Around 2001, the Google search engine rose to prominence. Its success was based in part on the concept of link popularity and PageRank. The number of other websites and webpages that link to a given page is taken into consideration with PageRank, on the premise that good or desirable pages are linked to more than others. The PageRank of linking pages and the number of links on these pages contribute to the PageRank of the linked page. This makes it possible for Google to order its results by how many websites link to each found page. Google's minimalist user interface is very popular with users, and has since spawned a number of imitators. Google and most other web engines utilize not only PageRank but more than 150 criteria to determine relevancy[2]. The algorithm "remembers" where it has been and indexes the number of cross-links and relates these into groupings. PageRank is based on citation analysis that was developed in the 1950s by Eugene Garfield at the University of Pennsylvania. Google's founders cite Garfield's work in their original paper. In this way virtual communities of webpages are found. Teoma's search technology uses a communities approach in its ranking algorithm. NEC Research Institute has worked on similar technology. Web link analysis was first developed by Jon Kleinberg and his team while working on the CLEVER project at IBM's Almaden Research Center. Google is currently the most popular search engine.

Yahoo! Search
The two founders of Yahoo!, David Filo and Jerry Yang, Ph.D. candidates in Electrical Engineering at Stanford University, started their guide in a campus trailer in February 1994 as a way to keep track of their personal interests on the Internet. Before long they were spending more time on their home-brewed lists of favourite links than on their doctoral dissertations. Eventually, Jerry and David's lists became too long and unwieldy, and they broke them out into categories. When the categories became too full, they developed subcategories ... and the core concept behind Yahoo! was born. In 2002, Yahoo! acquired Inktomi and in 2003, Yahoo! acquired Overture, which owned AlltheWeb and AltaVista. Despite owning its own search engine, Yahoo! initially kept using Google to provide its users with search results on its main website Yahoo.com. However, in 2004, Yahoo! launched its own search engine based on the combined technologies of its acquisitions and providing a service that gave pre-eminence to the Web search engine over the directory.

Microsoft

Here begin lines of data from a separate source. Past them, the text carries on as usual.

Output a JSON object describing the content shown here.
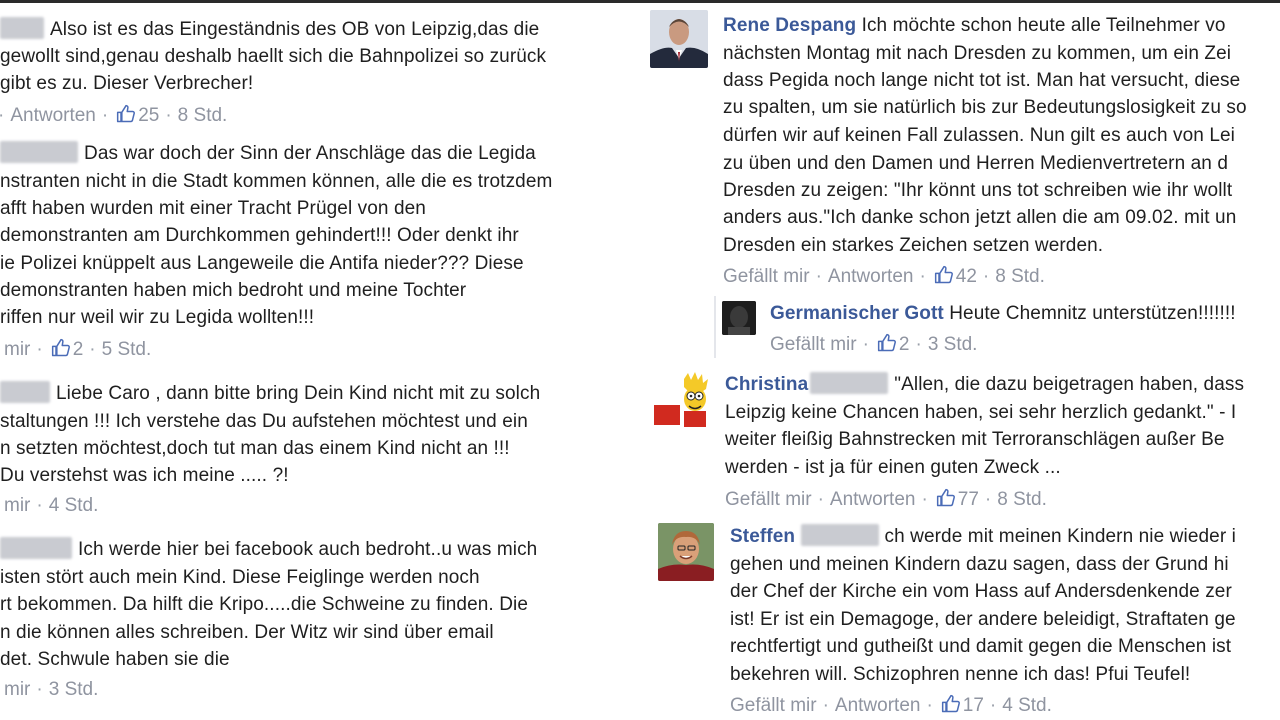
{
  "left_comments": [
    {
      "lines": [
        "Also ist es das Eingeständnis des OB von Leipzig,das die",
        "gewollt sind,genau deshalb haellt sich die Bahnpolizei so zurück",
        "gibt es zu. Dieser Verbrecher!"
      ],
      "meta": {
        "reply": "Antworten",
        "likes": "25",
        "time": "8 Std."
      }
    },
    {
      "lines": [
        "Das war doch der Sinn der Anschläge das die Legida",
        "nstranten nicht in die Stadt kommen können, alle die es trotzdem",
        "afft haben wurden mit einer Tracht Prügel von den",
        "demonstranten am Durchkommen gehindert!!! Oder denkt ihr",
        "ie Polizei knüppelt aus Langeweile die Antifa nieder??? Diese",
        "demonstranten haben mich bedroht und meine Tochter",
        "riffen nur weil wir zu Legida wollten!!!"
      ],
      "meta": {
        "like": "mir",
        "likes": "2",
        "time": "5 Std."
      }
    },
    {
      "lines": [
        "Liebe Caro , dann bitte bring Dein Kind nicht mit zu solch",
        "staltungen !!! Ich verstehe das Du aufstehen möchtest und ein",
        "n setzten möchtest,doch tut man das einem Kind nicht an !!!",
        "Du verstehst was ich meine ..... ?!"
      ],
      "meta": {
        "like": "mir",
        "time": "4 Std."
      }
    },
    {
      "lines": [
        "Ich werde hier bei facebook auch bedroht..u was mich",
        "isten stört auch mein Kind. Diese Feiglinge werden noch",
        "rt bekommen. Da hilft die Kripo.....die Schweine zu finden. Die",
        "n die können alles schreiben. Der Witz wir sind über email",
        "det. Schwule haben sie die"
      ],
      "meta": {
        "like": "mir",
        "time": "3 Std."
      }
    }
  ],
  "right_comments": [
    {
      "author": "Rene Despang",
      "lines": [
        "Ich möchte schon heute alle Teilnehmer vo",
        "nächsten Montag mit nach Dresden zu kommen, um ein Zei",
        "dass Pegida noch lange nicht tot ist. Man hat versucht, diese",
        "zu spalten, um sie natürlich bis zur Bedeutungslosigkeit zu so",
        "dürfen wir auf keinen Fall zulassen. Nun gilt es auch von Lei",
        "zu üben und den Damen und Herren Medienvertretern an d",
        "Dresden zu zeigen: \"Ihr könnt uns tot schreiben wie ihr wollt",
        "anders aus.\"Ich danke schon jetzt allen die am 09.02. mit un",
        "Dresden ein starkes Zeichen setzen werden."
      ],
      "meta": {
        "like": "Gefällt mir",
        "reply": "Antworten",
        "likes": "42",
        "time": "8 Std."
      }
    },
    {
      "author": "Germanischer Gott",
      "lines": [
        "Heute Chemnitz unterstützen!!!!!!!"
      ],
      "meta": {
        "like": "Gefällt mir",
        "likes": "2",
        "time": "3 Std."
      }
    },
    {
      "author": "Christina",
      "lines": [
        "\"Allen, die dazu beigetragen haben, dass",
        "Leipzig keine Chancen haben, sei sehr herzlich gedankt.\" - I",
        "weiter fleißig Bahnstrecken mit Terroranschlägen außer Be",
        "werden - ist ja für einen guten Zweck ..."
      ],
      "meta": {
        "like": "Gefällt mir",
        "reply": "Antworten",
        "likes": "77",
        "time": "8 Std."
      }
    },
    {
      "author": "Steffen",
      "lines": [
        "ch werde mit meinen Kindern nie wieder i",
        "gehen und meinen Kindern dazu sagen, dass der Grund hi",
        "der Chef der Kirche ein vom Hass auf Andersdenkende zer",
        "ist! Er ist ein Demagoge, der andere beleidigt, Straftaten ge",
        "rechtfertigt und gutheißt und damit gegen die Menschen ist",
        "bekehren will. Schizophren nenne ich das! Pfui Teufel!"
      ],
      "meta": {
        "like": "Gefällt mir",
        "reply": "Antworten",
        "likes": "17",
        "time": "4 Std."
      }
    }
  ],
  "icons": {
    "like": "thumbs-up-icon"
  },
  "colors": {
    "name": "#3b5998",
    "meta": "#8f94a0",
    "text": "#1f1f1f"
  }
}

The most recent major search engine is MSN Search, owned by Microsoft, which previously relied on others for its search engine listings. In 2004 it debuted a beta version of its own results, powered by its own web crawler (called msnbot). In early 2005 it started showing its own results live. This was barely noticed by average users unaware of where results come from, but was a huge development for many webmasters, who seek inclusion in the major search engines. At the same time, Microsoft ceased using results from Inktomi, now owned by Yahoo!. In 2006, Microsoft migrated to a new search platform - Windows Live Search, retiring the "MSN Search" name in the process.